Talbots refocused on women 35 and older, persuading a new segment of women in their 30’s and 40’s to consider shopping there and making their clothes more youthful without alienating their core customers during the transition.
The Talbot website has an engaging, interactive section, “Pearls of Wisdom,” that is powered by the Bazaarvoice social commerce platform. According to the company, “Pearls of Wisdom: Your Voice” provides Talbots customers with a place to share their stories, opinions, and style. They are encouraged to address topics close to their hearts, including summer reading lists, embarrassing moments with moms and their absolute worst Valentine’s Day gifts. Topics are promoted by email and Facebook. Top stories and writers are highlighted on Talbots Facebook fan page.
On the Talbots Facebook page, there is also an interactive Look Book, link to an article in WWD about Talbots, exclusive offers for fans and a link to find a store near you.
NOTIFY & SCORE
The “pant fit initiative” gives customers a $5 gift card for trying on a pair from the new pants styles. The retailer sold 590,000 pairs in nine weeks. Promoting “Pearl of Wisdom” topics by email, tweets promote what is going on at Talbots and an opportunity to sign-up for email notification about special offers are other ways that Talbots is using social media marketing.
Talbots was known as the label for suburban moms. Now, with the repositioning, “Talbots blends equal parts tradition and imagination to surprise and delight with timeless apparel and innovative experiences that women crave.” I love the new look and their fashion 2.0 achievements. Creating “Pearls of Wisdom” and promoting it through email and on Facebook is definitely an innovative tactic.
However, Talbots still has work to do. For example, why not include the Facebook and Twitter icons on the website as well as add a YouTube channel featuring runway videos? These minor adjustments will expand their reach even further among younger women and ultimately take Talbots to the next level of fashion and retail success.
August 6, 2010 | Categories: Fashion & Social Media Marketing, Fashion On The Web, Social Media Marketing | Tags: digital marketing, e-commerce, Fashion 2.0, fashion e-commerce, fashion marketing online, Fashion on the Internet, fashion on the web, internet marketing, online fashion, online fashion marketing, social fashion, Social Media Marketing, social media marketing in fashion, social media marketing in fashion industry, women's fashions | 1 Comment
This is the first in a series of posts about social media marketing thought leaders in fashion. Throughout this series, I will feature an outstanding individual in the fashion industry that stands out in the social media landscape.

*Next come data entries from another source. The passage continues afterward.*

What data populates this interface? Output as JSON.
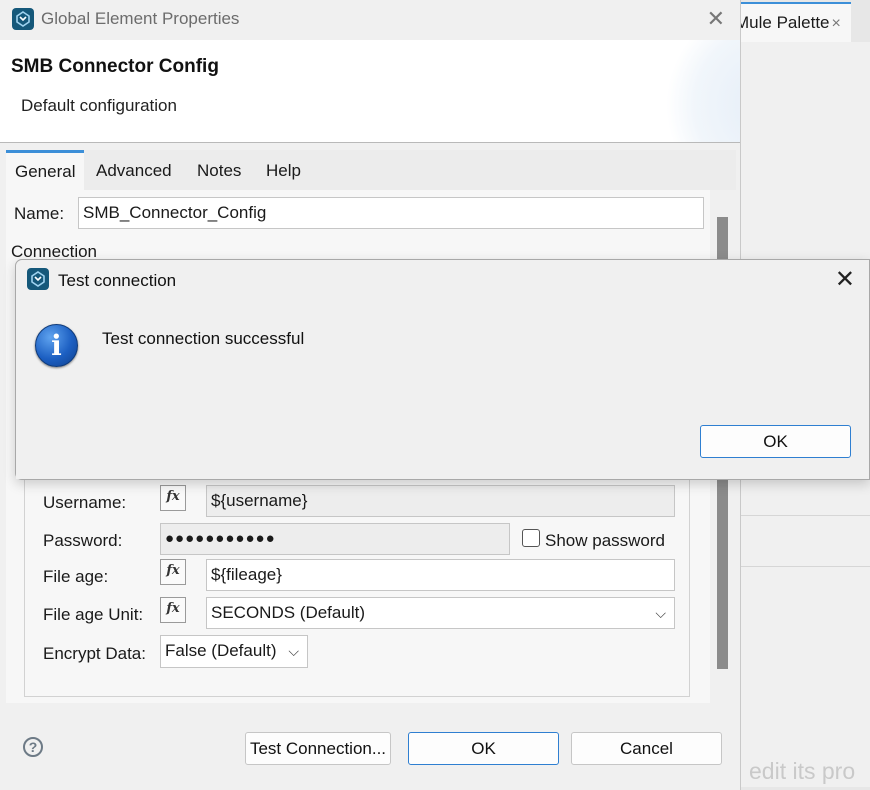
{
  "background": {
    "tab_label": "Mule Palette",
    "tab_close": "×",
    "watermark_text": "edit its pro"
  },
  "main_dialog": {
    "title": "Global Element Properties",
    "close_glyph": "✕",
    "header_title": "SMB Connector Config",
    "header_subtitle": "Default configuration",
    "tabs": [
      {
        "label": "General",
        "active": true
      },
      {
        "label": "Advanced",
        "active": false
      },
      {
        "label": "Notes",
        "active": false
      },
      {
        "label": "Help",
        "active": false
      }
    ],
    "name_label": "Name:",
    "name_value": "SMB_Connector_Config",
    "connection_label": "Connection",
    "fields": {
      "username_label": "Username:",
      "username_value": "${username}",
      "password_label": "Password:",
      "password_value": "●●●●●●●●●●●",
      "show_password_label": "Show password",
      "show_password_checked": false,
      "file_age_label": "File age:",
      "file_age_value": "${fileage}",
      "file_age_unit_label": "File age Unit:",
      "file_age_unit_value": "SECONDS (Default)",
      "encrypt_label": "Encrypt Data:",
      "encrypt_value": "False (Default)",
      "fx_text": "fx",
      "chevron": "⌵"
    },
    "buttons": {
      "help": "?",
      "test_connection": "Test Connection...",
      "ok": "OK",
      "cancel": "Cancel"
    }
  },
  "test_connection_dialog": {
    "title": "Test connection",
    "close_glyph": "✕",
    "message": "Test connection successful",
    "info_glyph": "i",
    "ok_label": "OK"
  },
  "colors": {
    "accent": "#3c8fd8",
    "app_icon": "#15587a",
    "info_blue": "#1c5fc2"
  }
}
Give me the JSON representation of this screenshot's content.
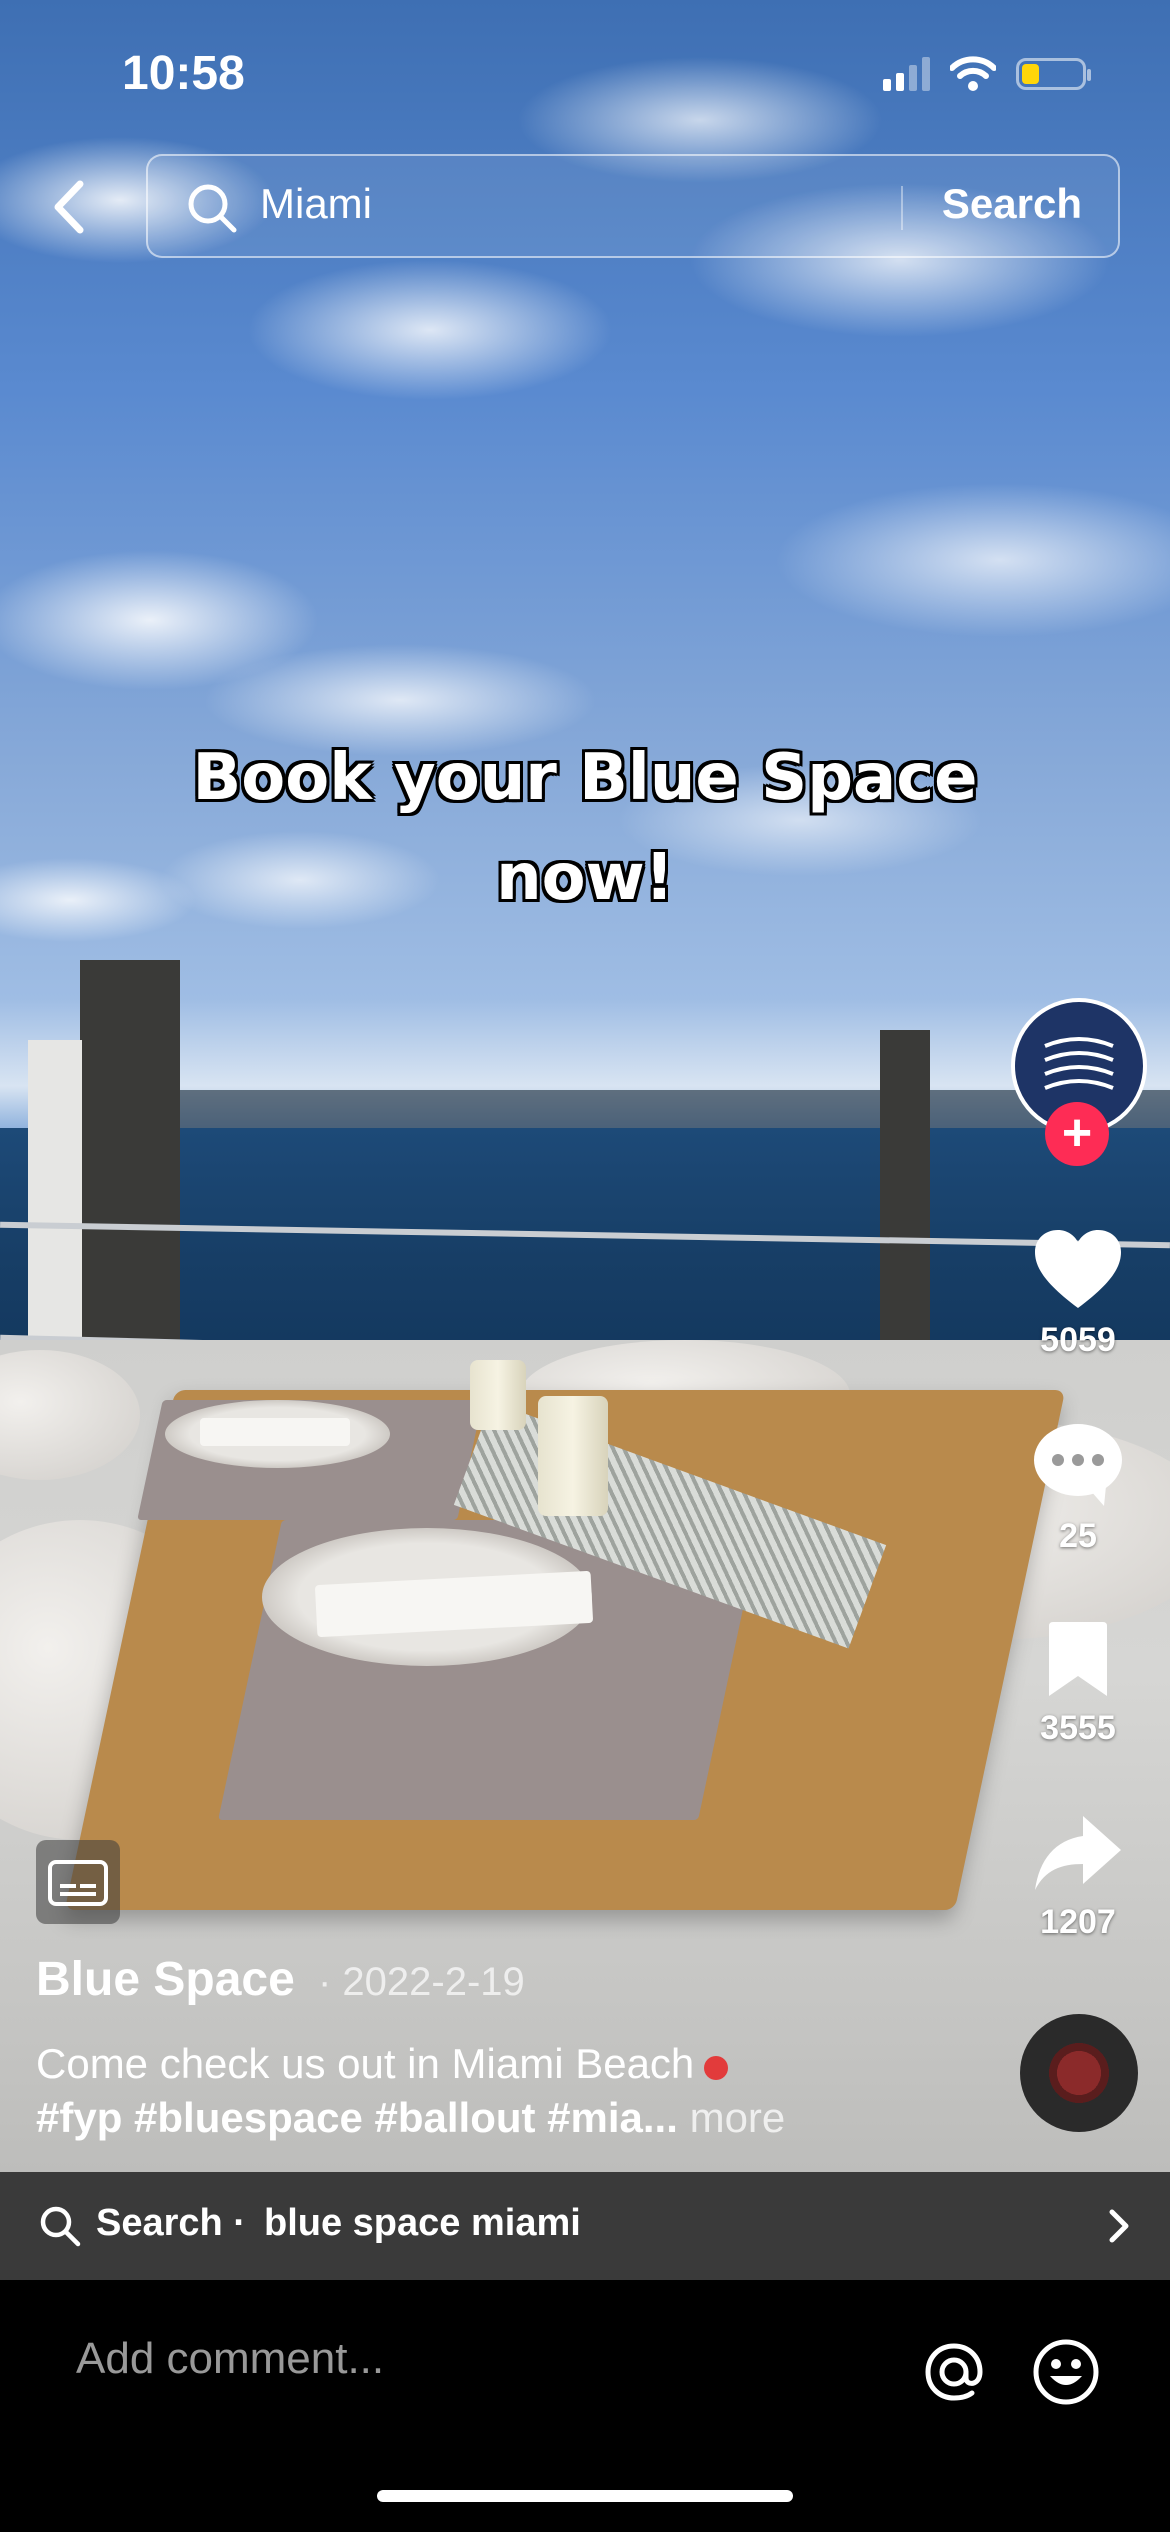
{
  "status_bar": {
    "time": "10:58",
    "battery_level": 0.3,
    "battery_color": "#ffd60a"
  },
  "search": {
    "back_icon": "chevron-left-icon",
    "query": "Miami",
    "button_label": "Search"
  },
  "video": {
    "overlay_line1": "Book your Blue Space",
    "overlay_line2": "now!"
  },
  "creator": {
    "avatar_icon": "waves-logo-icon",
    "follow_icon": "plus-icon"
  },
  "actions": {
    "likes": "5059",
    "comments": "25",
    "saves": "3555",
    "shares": "1207"
  },
  "post": {
    "author": "Blue Space",
    "date": "· 2022-2-19",
    "caption_line1": "Come check us out in Miami Beach",
    "caption_line2": "#fyp #bluespace #ballout #mia...",
    "more_label": "more"
  },
  "related_search": {
    "label": "Search ·",
    "term": "blue space miami"
  },
  "comment_bar": {
    "placeholder": "Add comment..."
  },
  "colors": {
    "accent": "#fe2c55",
    "avatar_bg": "#1e3466"
  }
}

Macala Wright Lee is the CEO of FashionablyMarketing.Me a digital marketing and merchandising firm that specializes in fashion, luxury and beauty brands in Southern California. You can follower her on Twitter at @FashMarketing.
What makes Macala our first Social Fashion Thought Leader is that she really knows how to use the tools of the trade. She includes photographs from real-world fashion, social media sites to better define the five ways social media changed fashion in 2009.
About six months ago Macala Wright Lee’s “5 Ways Social Media Changed Fashion In 2009,” appeared in Mashable – the top source for news in social and digital media, technology and web culture.
5 Ways Social Media Changed Fashion in 2009
1. Getting Cozy in Communities
2. Creating Niche Communities
3. Embracing Mobile Apps
4. The Rise of Style Bloggers
5. The Impact of User-Generated Content
CLICK HERE to read the entire article
July 7, 2010 | Categories: Fashion On The Web, Social Media Marketing Thought Leaders In Fashion Industry | Tags: digital marketing, Fashion, Fashion 2.0, Fashion 2.0 thought leaders, fashion brands, merchandising, Social Media Marketing, social media marketing in fashion industry, thought leaders | 8 Comments